> [What this task involves]: Each entry below is to be copied verbatim.

> [Provided records]:
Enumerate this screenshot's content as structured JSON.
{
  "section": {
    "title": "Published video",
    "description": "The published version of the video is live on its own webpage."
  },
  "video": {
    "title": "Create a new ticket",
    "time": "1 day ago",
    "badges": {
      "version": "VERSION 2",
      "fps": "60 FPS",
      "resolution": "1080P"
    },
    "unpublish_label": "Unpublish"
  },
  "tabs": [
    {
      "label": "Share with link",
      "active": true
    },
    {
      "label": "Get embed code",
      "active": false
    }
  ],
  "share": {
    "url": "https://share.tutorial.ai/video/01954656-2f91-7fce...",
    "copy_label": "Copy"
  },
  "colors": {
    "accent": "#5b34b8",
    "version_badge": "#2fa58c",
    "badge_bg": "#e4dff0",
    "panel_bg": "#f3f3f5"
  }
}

> [Task output]:
Enumerate this screenshot's content as structured JSON.
{
  "section": {
    "title": "Published video",
    "description": "The published version of the video is live on its own webpage."
  },
  "video": {
    "title": "Create a new ticket",
    "time": "1 day ago",
    "badges": {
      "version": "VERSION 2",
      "fps": "60 FPS",
      "resolution": "1080P"
    },
    "unpublish_label": "Unpublish"
  },
  "tabs": [
    {
      "label": "Share with link",
      "active": true
    },
    {
      "label": "Get embed code",
      "active": false
    }
  ],
  "share": {
    "url": "https://share.tutorial.ai/video/01954656-2f91-7fce...",
    "copy_label": "Copy"
  },
  "colors": {
    "accent": "#5b34b8",
    "version_badge": "#2fa58c",
    "badge_bg": "#e4dff0",
    "panel_bg": "#f3f3f5"
  }
}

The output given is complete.